To date, the project has focused on situation analysis and the identification of appropriate entry points for direct interventions among selected sites. 

Development of a Mapping Model

UNESCO has initiated the exploration of concepts of ‘temporal geographics’ and a ‘perpetual calendar’ to map interstitial populations, their movements, motives and activities in time and space.

As a pilot project, a database for vulnerable populations based on Myanmar festivals was developed. A demo programme will be available soon on this website for public exploration.

Consultant:
Timeframe:
Funding:
Dr. Owen Wrigley
2003-2004


Research Project 1: the Haw Chinese in Northern Thailand

The head of the Institute for Sociology within the Yunnan Academy for Social Sciences conducted a background assessment of the vulnerability of the “Haw” Chinese living in northern Thailand. Interviews were conducted among Yunnanese families who have relatives who moved to northern Thailand during the 40’s and 50’s.

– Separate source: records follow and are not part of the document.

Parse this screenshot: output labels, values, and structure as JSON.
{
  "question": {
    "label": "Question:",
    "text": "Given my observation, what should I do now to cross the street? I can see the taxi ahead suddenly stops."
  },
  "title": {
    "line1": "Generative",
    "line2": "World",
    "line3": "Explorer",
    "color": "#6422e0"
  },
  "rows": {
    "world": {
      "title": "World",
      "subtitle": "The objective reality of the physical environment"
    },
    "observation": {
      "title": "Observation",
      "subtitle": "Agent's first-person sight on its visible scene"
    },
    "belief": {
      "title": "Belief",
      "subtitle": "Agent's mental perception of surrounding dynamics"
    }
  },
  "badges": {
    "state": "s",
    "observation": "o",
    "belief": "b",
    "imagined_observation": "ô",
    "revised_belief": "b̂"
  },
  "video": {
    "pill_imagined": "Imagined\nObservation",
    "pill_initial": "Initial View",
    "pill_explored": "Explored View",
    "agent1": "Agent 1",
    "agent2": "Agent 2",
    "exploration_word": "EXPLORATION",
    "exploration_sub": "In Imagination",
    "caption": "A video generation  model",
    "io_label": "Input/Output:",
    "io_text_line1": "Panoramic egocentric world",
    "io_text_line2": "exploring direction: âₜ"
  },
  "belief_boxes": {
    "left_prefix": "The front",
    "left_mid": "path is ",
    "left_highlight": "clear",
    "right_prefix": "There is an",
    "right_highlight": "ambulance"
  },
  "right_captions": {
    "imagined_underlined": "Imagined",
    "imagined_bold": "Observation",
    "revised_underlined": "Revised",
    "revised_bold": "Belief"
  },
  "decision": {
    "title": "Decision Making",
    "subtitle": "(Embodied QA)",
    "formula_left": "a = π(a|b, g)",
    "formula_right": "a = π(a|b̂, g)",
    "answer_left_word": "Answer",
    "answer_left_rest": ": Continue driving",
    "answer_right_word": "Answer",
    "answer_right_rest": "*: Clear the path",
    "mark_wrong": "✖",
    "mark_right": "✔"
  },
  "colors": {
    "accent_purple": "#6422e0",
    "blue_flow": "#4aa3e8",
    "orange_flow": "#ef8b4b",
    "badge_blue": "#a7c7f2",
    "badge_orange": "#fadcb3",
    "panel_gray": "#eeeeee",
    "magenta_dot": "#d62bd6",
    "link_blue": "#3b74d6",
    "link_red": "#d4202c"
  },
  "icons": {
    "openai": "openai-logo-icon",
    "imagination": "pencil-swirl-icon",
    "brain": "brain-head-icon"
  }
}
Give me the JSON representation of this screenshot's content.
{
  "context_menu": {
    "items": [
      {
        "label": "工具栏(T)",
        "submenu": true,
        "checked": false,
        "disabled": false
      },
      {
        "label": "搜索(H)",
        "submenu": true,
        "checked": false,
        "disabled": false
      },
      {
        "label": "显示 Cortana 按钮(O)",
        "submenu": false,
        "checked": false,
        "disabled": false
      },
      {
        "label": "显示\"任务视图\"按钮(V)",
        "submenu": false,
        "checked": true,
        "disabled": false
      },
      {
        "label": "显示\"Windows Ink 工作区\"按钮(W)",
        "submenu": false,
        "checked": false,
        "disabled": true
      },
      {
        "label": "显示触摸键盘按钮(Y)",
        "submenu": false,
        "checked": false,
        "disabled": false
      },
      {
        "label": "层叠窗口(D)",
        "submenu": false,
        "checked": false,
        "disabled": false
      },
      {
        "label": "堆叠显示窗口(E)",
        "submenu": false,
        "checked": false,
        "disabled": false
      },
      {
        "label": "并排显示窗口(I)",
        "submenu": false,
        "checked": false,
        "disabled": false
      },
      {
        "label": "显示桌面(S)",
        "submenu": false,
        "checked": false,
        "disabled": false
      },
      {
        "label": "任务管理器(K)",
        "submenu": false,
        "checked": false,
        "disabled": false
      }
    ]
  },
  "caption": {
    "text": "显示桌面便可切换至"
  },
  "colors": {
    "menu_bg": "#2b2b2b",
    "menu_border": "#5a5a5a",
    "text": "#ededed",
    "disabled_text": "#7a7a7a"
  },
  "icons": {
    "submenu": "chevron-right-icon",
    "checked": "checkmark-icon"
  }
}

Partner organizations:
Timeframe:
Funding:
Institute for Sociology, Yunnan Academy for Social Sciences, Kunming, Yunnan Province, China
September – December 2004


Research Project 2: The Lanten Yao of Muang Long

A Lanten weaver

Dr. Jacques Lemoine, anthropologist and specialist of the Yao and Hmong populations spent two months conducting research on and with the Lanten Yao in Luang Namtha province, Lao PDR, in 2001.
The purpose of the research was two-fold:
• To ascertain and analyze Lanten patterns of mobility and trade, particularly in regards to connections with China, in preparation for the expansion of the GIS-Linked Social Sentinel Surveillance to the Lao-China Border.
• To gather information on Lanten concepts of the origins, etiology, transmission mechanisms and prevention of disease, as these apply to HIV/AIDS. Particularly, local conceptions of risk factors is isolated and considered.

Read Dr. Lemoine’s article: “Social Fabric, Education and HIV Vulnerability among the Lanten Yao of Muang Long, Luang Namtha Province, Lao PDR”

Consultant:
Timeframe:
Funding:
Dr. Jacques Lemoine
November – December 2001
UN Inter-Agency Project on the Trafficking of Women and Children in the Mekong Sub-region





Project 3: Cross-Border Movement and Migration in Yunnan Province

UNESCO will supervise the translation into English of a manuscript on cross-border movement and migration written by researchers at the Institute of Sociology at the Yunnan Academy of Social Sciences.

Partner organizations:
Timeframe:
Funding:
Institute for Sociology, Yunnan Academy for Social Sciences, Kunming, Yunnan Province, China
2005
UN Inter-Agency Project on the Trafficking of Women and Children in the Mekong Sub-region